Explicit standards for evidence and argument are critical in a competitive system where competing groups have palpable incentives to withhold information, monger stilted information, use irrelevant information, or use any tactic to win.
Different branches of the US government use different epistemic standards.
The US judicial system uses the adversarial system in which each of the parties presents its case to a neutral party (judge or jury). Each side is supposed to furnish evidence in support of its argument, and an ‘impartial’ judge decides on what evidence is better in terms of its applicability and strength.
The adversarial system is a competitive system that relies on the sparring parties to furnish evidence. Like any competitive system, the sparring parties have incentives to withhold information from each other and misrepresent information. The system relies on the ‘other’ party to excavate any such violations, and sometimes on the neutral party. There are some other formal procedures to limit the kind of evidence that can be presented (though some are rooted in alternate theories) and procedures for sharing corroborative evidence. There are also formal procedures as to what kind of arguments can be presented.
The adversarial judicial process inarguably uses the strictest standards of evidence amongst any branch of government.
While the legislative process is largely a ‘competitive’ system, it has no formal epistemic standards limiting the kind of evidence or arguments that can be presented. The strength of the evidence presented, its applicability, etc. are either ‘judged’ by ‘citizens’ (substantially mediated by media) or by members of the other competing party.
The problem with legislative branch is not only that it is a competitive system, but that is a corrupt, special interest driven competitive system. The system provides little incentive to the members to judge the evidence impartially with the nation’s best interests in mind.
There are no epistemic standards that hold back the executive branch except for some loose constraints that tie those standards to the marketability of a particular policy decision.

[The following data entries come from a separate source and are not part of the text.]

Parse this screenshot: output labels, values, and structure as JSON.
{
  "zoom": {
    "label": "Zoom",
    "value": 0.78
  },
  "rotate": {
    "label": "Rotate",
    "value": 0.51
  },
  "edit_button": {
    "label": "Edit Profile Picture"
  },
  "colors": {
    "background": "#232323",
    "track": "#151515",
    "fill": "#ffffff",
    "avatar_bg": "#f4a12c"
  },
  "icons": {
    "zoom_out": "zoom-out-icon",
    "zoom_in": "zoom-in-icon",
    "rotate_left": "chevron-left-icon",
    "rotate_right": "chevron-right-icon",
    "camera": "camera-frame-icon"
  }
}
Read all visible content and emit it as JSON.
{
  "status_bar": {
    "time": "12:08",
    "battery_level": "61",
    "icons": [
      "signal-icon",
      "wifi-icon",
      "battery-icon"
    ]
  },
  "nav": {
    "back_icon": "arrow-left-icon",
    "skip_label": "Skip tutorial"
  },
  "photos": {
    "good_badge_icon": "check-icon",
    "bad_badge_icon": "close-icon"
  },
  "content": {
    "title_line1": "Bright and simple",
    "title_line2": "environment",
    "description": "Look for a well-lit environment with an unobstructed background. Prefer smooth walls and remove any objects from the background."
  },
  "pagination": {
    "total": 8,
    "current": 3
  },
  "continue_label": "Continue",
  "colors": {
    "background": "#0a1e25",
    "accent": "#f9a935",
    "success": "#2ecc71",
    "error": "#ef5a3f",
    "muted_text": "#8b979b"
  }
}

Congress also uses the ‘Inquisitorial system’ when it conducts ‘Congressional Hearings’ to ‘investigate’ a particular issue. Of course, due to partisanship pressures, the inquisitorial system often uncomfortably borders on ‘inquisition’.
One way to correct the problem would be to create governance structures that explicitly involve independent bodies that judge the strength and applicability of evidence presented.